As for the claim that the district can enforce a policy like this, Little Nemo claims yes but the district as an arm of the government it may be different for them than a private company. I also cannot help thinking that the Epperson decision enters into this although I’m not sure how.

Let’s throw one more variable in the ethics. Should it make a difference if it a high school student, especially junior or senior, developing awareness of their gender-identity as opposed to a primary (grades 1 - 3) student?

I came across an article a few years back about a boy who decided he wanted to become a female and wanted the school to change his name. The boy can be whatever they wants but I feel like they’re bullying the school system by demanding they change his record.

I’ve long thought that it should, but in talking about it with gay and trans adults, almost all of them knew that they were gay or trans from early childhood, and nothing really changed in that self-perception through puberty.

Do a lot of gay people/children wish to be called names other than their birth names? I’m neither gay nor trans/non-binary, but I thought the terms described quite different situations.

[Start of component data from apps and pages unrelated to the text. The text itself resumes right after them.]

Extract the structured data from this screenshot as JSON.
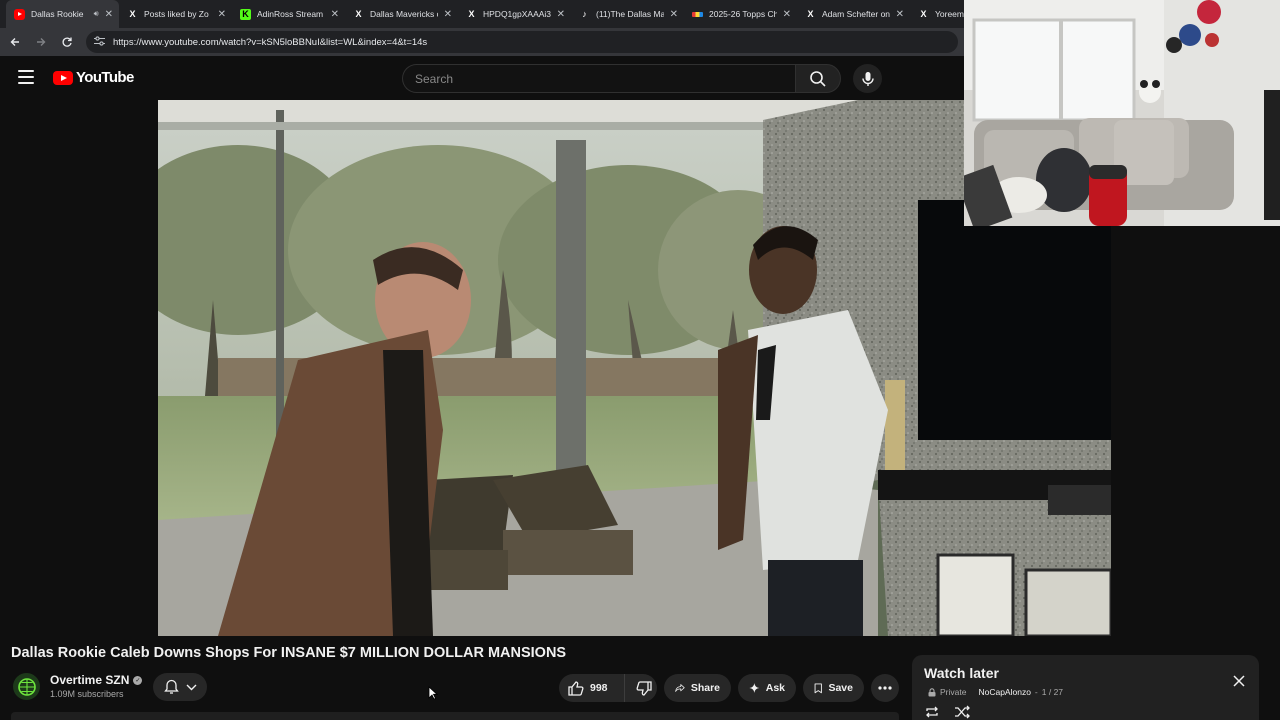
{
  "browser": {
    "tabs": [
      {
        "title": "Dallas Rookie",
        "favicon": "youtube-icon",
        "active": true,
        "audio": true
      },
      {
        "title": "Posts liked by Zo",
        "favicon": "x-icon"
      },
      {
        "title": "AdinRoss Stream",
        "favicon": "kick-icon"
      },
      {
        "title": "Dallas Mavericks o",
        "favicon": "x-icon"
      },
      {
        "title": "HPDQ1gpXAAAi3",
        "favicon": "x-icon"
      },
      {
        "title": "(11)The Dallas Ma",
        "favicon": "tiktok-icon"
      },
      {
        "title": "2025-26 Topps Ch",
        "favicon": "topps-icon"
      },
      {
        "title": "Adam Schefter on",
        "favicon": "x-icon"
      },
      {
        "title": "Yoreem A",
        "favicon": "x-icon"
      }
    ],
    "url": "https://www.youtube.com/watch?v=kSN5loBBNuI&list=WL&index=4&t=14s"
  },
  "header": {
    "logo_text": "YouTube",
    "search_placeholder": "Search"
  },
  "video": {
    "title": "Dallas Rookie Caleb Downs Shops For INSANE $7 MILLION DOLLAR MANSIONS"
  },
  "channel": {
    "name": "Overtime SZN",
    "subscribers": "1.09M subscribers"
  },
  "actions": {
    "like_count": "998",
    "share_label": "Share",
    "ask_label": "Ask",
    "save_label": "Save"
  },
  "playlist": {
    "title": "Watch later",
    "privacy": "Private",
    "owner": "NoCapAlonzo",
    "position": "1 / 27"
  },
  "colors": {
    "brand_red": "#ff0000",
    "background": "#0f0f0f",
    "pill": "#272727"
  }
}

I’m not able to recall any of my gay friends/acquaintances using names that are different from their biological sex.

I readily admit to being FAR from an expert. I have a very close friend who is the faculty sponsor for a HS PRISM group. She is only one person (and heterosexual at that). But her impression is that very few of the nonbinary/transgendered/fluid students she has encountered over the years are truly demonstrating mindsets/behaviors that will be lifelong.

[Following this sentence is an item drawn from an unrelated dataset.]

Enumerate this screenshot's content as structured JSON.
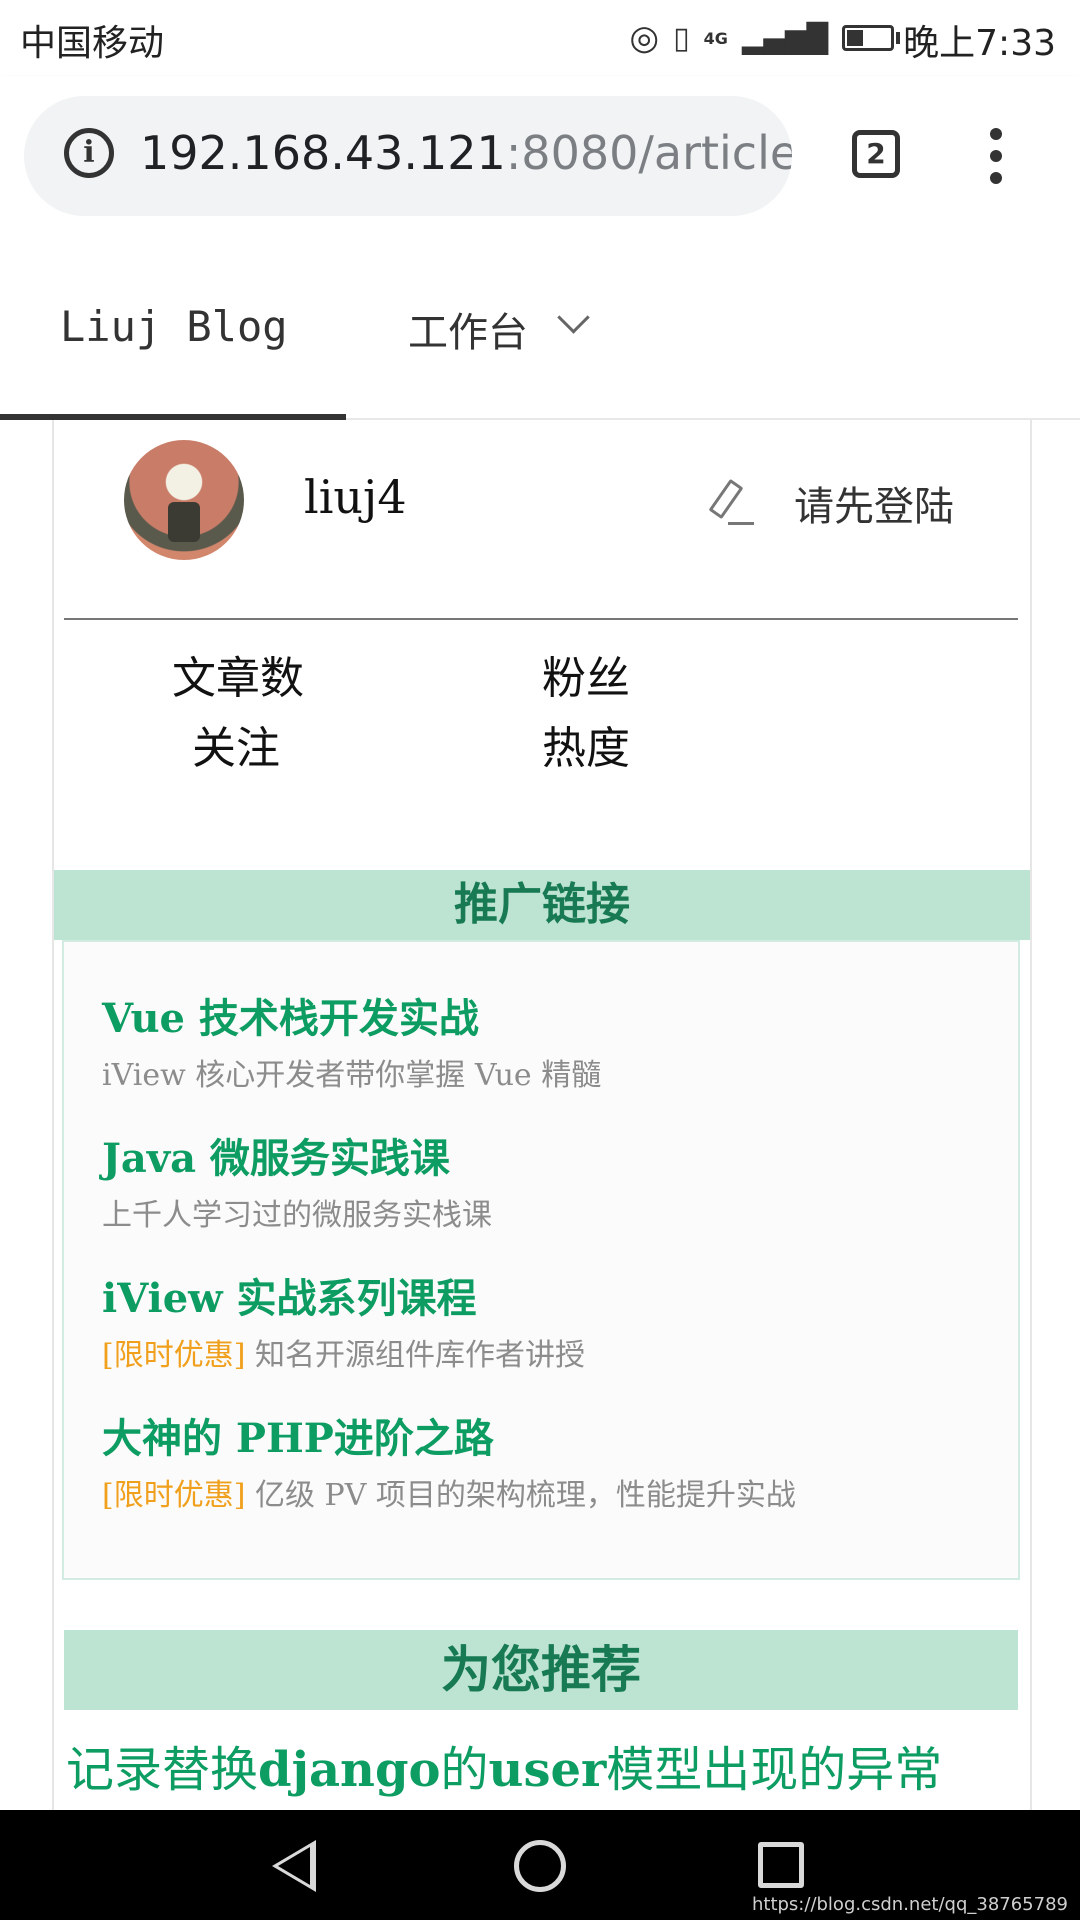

That isn’t to say we oughtn’t tolerate/encourage considerable exploration among youth, and show compassion to those who do not conform. But I also think it is appropriate to have some boundaries, and let the kids realize that they are free to not conform to societal norms, but shouldn’t expect the bulk of society to celebrate your nonconformity - or to conform themselves to make you happy/comfortable.

Hell, my kids are at least as hardcore non theists as I am. But from a very early age, we taught them that they have to decide when/where to express their lack of belief, and to not be surprised at the reactions they receive. So long as they have places in which their unconventional beliefs/behaviors are tolerated and celebrated, part of growing up is realizing the world really doesn’t give a damn about what a special flower you are.

Yes, they’re different situations. The point is that many people who are not typical know it from early childhood.

It’s just an extra data point. If people can accept that gay folk know that they’re gay early on, then people ought to be able to accept that transpeople know that they’re trans even as children.

People should be called what they want to be called. Official records are one thing, but in day-to-day personal interactions, you really can’t go wrong following that rule.

(Pause for Dopers to come up with ridiculous hypotheticals… “What if someone insists that you call him “Get on the floor, I have a gun!” and it must be pronounced at the top of your lungs?”)

It amazes me that there are people who think that recognizing this simple principle will lead to abuses like teachers being fired for forgetting that one of their 200 students changed their pronouns last weekend.

Why does it matter that it’s the teacher? The teacher is claiming that the school policy (which regulates the teacher’s behavior) violates her religious freedoms. She’s not arguing (at least per the article the OP) that the school’s toleration of student’s gender identity/expression violates her freedoms, but that the requiring her to address them in a certain way does.

Without commenting on the merits of any claim, the proper analogy is a teacher suing a school, that has a “no headwear for staff” policy, because he wants to wear a dastar or a colander. Win or lose, comparable or not, these are not unfamiliar issues.

If I’m a married lady and I want people to now call me Mrs. Jones instead of Ms. Smith as I was before, why is it a bigger problem to call me Janice instead of Jerome? (Obviously getting married is quite different than transitioning, but the amount of “disruption” for other people would seem to be the same.)